Is God “sadistic”? Is Jesus “useless”? Do Mormons believe God to be a “space alien”? Is atheism, by contrast, “simply reasonable”? These are the assertions made by an American Atheists’ billboard campaign aimed at the Democratic National Convention in Charlotte, North Carolina. They would have been shown to the Republican National Convention delegates as well, but no one in Tampa would rent the group billboard space.
When the billboards went up last month, response was swift. A Jesuit priest pointed out that the anti-Christian billboard “makes the most common high-school error when it comes to atheism. It’s not arguing against the existence of God, but against religion. The American Atheists need to go back to school on this one.” In response to the atheists’ claim that God “promotes hate,” he stated that the group is “doing a bang-up job themselves with that billboard.”
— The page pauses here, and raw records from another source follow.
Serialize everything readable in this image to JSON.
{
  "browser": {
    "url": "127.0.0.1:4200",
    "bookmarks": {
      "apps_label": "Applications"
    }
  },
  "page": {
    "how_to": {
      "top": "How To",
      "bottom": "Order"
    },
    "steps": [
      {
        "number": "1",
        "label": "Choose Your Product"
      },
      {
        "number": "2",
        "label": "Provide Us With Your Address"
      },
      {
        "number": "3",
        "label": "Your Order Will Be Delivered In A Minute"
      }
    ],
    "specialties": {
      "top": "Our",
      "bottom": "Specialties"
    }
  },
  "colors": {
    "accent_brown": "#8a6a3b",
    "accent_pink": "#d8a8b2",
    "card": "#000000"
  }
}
A Mormon professor called the campaign “petty and vindictive” and said of the billboards, “If this example of adolescent silliness is what atheists mean by being reasonable, then neither Mormons nor other Christians have much to worry about. When atheists organize to serve the poor and needy of the world, they will be taken more seriously.”
Two weeks after they went up, the billboards in Charlotte came back down. Not because American Atheists repented of their slander and illogic. Rather, the group removed their billboards because “our fellow citizens have responded with vitriol, threats and hate speech against our staff, volunteers and Adams Outdoor Advertising.”
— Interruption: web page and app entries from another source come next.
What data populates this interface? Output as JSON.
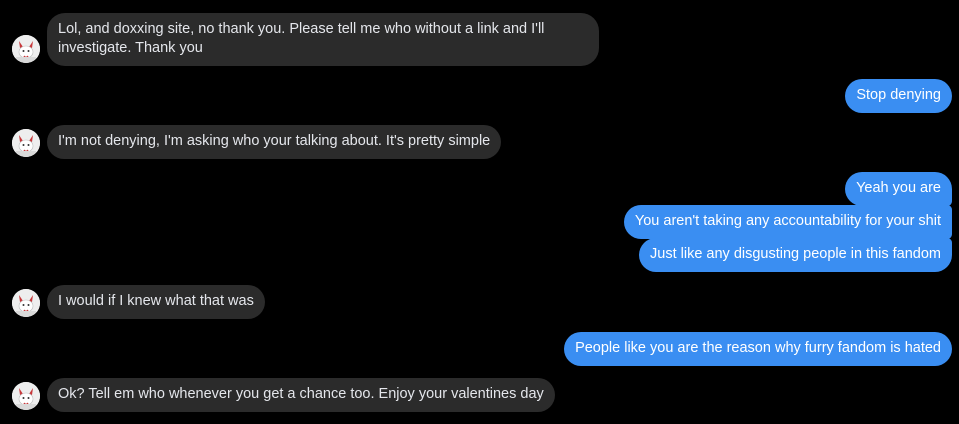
{
  "messages": [
    {
      "side": "in",
      "lines": [
        "Lol, and doxxing site, no thank you. Please tell me who without a link and I'll",
        "investigate. Thank you"
      ]
    },
    {
      "side": "out",
      "text": "Stop denying"
    },
    {
      "side": "in",
      "text": "I'm not denying, I'm asking who your talking about. It's pretty simple"
    },
    {
      "side": "out",
      "text": "Yeah you are"
    },
    {
      "side": "out",
      "text": "You aren't taking any accountability for your shit"
    },
    {
      "side": "out",
      "text": "Just like any disgusting people in this fandom"
    },
    {
      "side": "in",
      "text": "I would if I knew what that was"
    },
    {
      "side": "out",
      "text": "People like you are the reason why furry fandom is hated"
    },
    {
      "side": "in",
      "text": "Ok? Tell em who whenever you get a chance too. Enjoy your valentines day"
    }
  ],
  "avatar": {
    "icon": "fox-avatar-icon",
    "accent": "#c8383b"
  },
  "colors": {
    "background": "#000000",
    "incoming_bubble": "#2b2b2b",
    "outgoing_bubble": "#3a8ef2"
  }
}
Non-atheists have not cornered that market. A new movement calling itself “Atheism+” has just been launched. Fellow atheists who criticize the group are called “immoral scum” and labeled with other words I won’t repeat here.
Just as many are frustrated by the “loathing” of the current presidential campaigns, I lament the state of religious rhetoric in our culture. If believers threatened atheists who posted anti-Christian billboards in Charlotte, they grieved the heart of God. If atheists resort to irrational insults to make their case, they show they don’t have a reasonable case to make.
Our divisive, negative culture will know we are Christians by our love (John 13:35). We are most clearly the children of a loving God when we love our enemies and pray for those who persecute us (Matthew 5:44-45). As I’ve often noted, you can tell if you’re a servant by the way you react when people treat you like one. When last did you “turn the other cheek” for Jesus?